"Gillett's death penalty appeal before Miss. high court," is the AP report by Jack Elliott Jr. It's via the Hattiesburg American. Here's an extended excerpt from the beginning of the article:
Prosecutors argued Wednesday that no U.S. Supreme Court decision ties the hands of the Mississippi appellate courts in upholding death sentences even when a trial jury considers inadmissible evidence.
Arguments before the Mississippi Supreme Court came in a post-conviction petition by Roger Gillett, who was sentenced to death in 2007 for his role in the deaths of a Hattiesburg couple. The appeal addresses only the sentencing phase of Gillett’s trial.

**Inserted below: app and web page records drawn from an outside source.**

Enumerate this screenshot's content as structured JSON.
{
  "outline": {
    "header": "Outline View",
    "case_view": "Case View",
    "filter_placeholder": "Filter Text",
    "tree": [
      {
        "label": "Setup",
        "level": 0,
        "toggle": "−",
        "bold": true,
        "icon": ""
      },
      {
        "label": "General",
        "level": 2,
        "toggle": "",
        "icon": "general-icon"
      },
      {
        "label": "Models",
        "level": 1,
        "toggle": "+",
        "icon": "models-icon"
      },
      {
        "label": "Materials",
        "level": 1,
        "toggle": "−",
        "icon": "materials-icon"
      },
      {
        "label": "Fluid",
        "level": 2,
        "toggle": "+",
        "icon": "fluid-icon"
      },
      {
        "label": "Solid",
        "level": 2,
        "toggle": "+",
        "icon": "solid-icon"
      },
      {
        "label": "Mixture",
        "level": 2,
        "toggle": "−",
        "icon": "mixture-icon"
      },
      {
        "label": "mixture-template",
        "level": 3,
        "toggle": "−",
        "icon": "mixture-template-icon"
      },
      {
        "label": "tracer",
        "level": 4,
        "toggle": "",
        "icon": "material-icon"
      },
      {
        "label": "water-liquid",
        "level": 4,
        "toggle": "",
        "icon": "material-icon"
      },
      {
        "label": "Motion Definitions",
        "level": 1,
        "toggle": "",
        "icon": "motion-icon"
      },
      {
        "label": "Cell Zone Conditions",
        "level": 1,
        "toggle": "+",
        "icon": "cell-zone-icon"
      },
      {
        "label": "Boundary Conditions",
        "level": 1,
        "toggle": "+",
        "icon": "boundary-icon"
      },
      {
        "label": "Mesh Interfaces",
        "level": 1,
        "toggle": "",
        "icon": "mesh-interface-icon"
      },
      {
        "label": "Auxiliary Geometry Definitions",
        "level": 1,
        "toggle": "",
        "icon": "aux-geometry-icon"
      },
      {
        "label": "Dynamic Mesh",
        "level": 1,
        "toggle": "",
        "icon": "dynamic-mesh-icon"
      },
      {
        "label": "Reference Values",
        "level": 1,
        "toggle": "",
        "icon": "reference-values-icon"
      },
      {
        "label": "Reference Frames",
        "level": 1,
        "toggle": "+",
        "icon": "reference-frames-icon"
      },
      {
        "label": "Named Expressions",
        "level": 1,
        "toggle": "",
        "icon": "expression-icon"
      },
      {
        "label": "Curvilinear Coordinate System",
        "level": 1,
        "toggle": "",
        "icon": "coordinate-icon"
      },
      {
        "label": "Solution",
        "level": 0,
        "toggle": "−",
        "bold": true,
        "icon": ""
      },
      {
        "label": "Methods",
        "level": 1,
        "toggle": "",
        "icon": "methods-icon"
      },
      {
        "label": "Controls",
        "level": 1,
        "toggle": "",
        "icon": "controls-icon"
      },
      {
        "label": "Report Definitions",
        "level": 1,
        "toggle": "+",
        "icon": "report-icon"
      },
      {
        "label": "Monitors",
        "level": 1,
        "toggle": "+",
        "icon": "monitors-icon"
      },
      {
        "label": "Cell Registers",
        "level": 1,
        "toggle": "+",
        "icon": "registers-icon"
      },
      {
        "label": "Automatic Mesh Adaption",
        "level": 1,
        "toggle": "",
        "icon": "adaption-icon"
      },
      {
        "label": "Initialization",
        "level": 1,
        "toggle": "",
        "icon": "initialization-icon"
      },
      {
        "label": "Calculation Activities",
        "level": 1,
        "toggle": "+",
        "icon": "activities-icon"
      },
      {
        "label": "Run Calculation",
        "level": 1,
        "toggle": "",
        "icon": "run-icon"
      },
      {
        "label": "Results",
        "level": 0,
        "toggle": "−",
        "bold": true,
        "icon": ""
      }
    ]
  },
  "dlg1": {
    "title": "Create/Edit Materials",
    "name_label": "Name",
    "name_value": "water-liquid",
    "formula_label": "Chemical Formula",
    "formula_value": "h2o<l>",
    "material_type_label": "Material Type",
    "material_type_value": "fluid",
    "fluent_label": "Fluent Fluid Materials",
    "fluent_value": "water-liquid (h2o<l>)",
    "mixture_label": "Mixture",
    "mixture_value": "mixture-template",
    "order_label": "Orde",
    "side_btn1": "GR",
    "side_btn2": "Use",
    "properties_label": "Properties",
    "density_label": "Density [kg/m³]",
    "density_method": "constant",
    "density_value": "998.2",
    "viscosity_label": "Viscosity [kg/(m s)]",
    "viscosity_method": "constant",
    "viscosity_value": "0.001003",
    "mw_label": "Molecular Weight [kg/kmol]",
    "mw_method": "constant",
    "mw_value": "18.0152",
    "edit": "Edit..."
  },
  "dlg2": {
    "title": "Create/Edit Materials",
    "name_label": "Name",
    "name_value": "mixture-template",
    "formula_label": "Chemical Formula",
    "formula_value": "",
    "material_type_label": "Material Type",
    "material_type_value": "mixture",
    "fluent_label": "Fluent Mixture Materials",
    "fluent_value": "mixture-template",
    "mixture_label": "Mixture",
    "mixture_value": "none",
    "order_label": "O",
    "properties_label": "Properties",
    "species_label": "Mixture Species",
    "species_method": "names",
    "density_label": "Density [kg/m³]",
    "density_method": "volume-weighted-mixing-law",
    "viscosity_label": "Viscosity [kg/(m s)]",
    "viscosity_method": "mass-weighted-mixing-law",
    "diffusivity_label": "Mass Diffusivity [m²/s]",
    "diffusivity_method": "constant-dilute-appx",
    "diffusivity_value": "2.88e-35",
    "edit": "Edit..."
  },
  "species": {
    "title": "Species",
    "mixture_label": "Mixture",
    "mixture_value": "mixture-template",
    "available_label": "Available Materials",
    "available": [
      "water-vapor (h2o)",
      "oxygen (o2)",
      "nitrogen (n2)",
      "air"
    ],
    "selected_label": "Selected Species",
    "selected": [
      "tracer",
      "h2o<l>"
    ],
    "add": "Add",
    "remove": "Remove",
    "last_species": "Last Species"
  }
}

Gillett and Lisa Jo Chamberlin were convicted in the 2004 slayings of Linda Heintzelman and Heintzelman’s boyfriend, Vernon Hullett, in Hattiesburg. The victims’ bodies were later found in a freezer on a farm in Russell, Kan.
Prosecutors said Gillett and Chamberlin were living with the victims in Hattiesburg, at the time of the slayings.
Chamberlin, in a taped confession played at her trial, said the victims were killed because they wouldn’t open a safe in Hullett’s home, according to court records.
A series of U.S. Supreme Court decisions have addressed the issues of “harmless error” and “reweighing factors” in death penalty. But Special Assistant Mississippi Attorney General Cameron Benton told the Mississippi court none of those decisions made invalid a state law that says the state court can uphold murderers’ death sentences, even if their sentencing juries wrongly considered some adverse evidence.
In Mississippi, the death penalty can be imposed by a jury only against a defendant found guilty of capital murder, and the jury must find certain aggravating circumstances. Aggravating circumstances include particularly heinous acts of violence, violent criminal histories or other factors that warrant the death penalty as determined by judges and juries.
However, in 2002, the U.S. Supreme Court said jurors, not judges, had to decide whether sufficient aggravating circumstances existed to support a death penalty decision. Then, in 2006, the U.S. Supreme Court said in a California case that a death sentence must be set aside if a jury considered inadmissible evidence that otherwise would not have been before it.
Earlier coverage of the case begins at the link.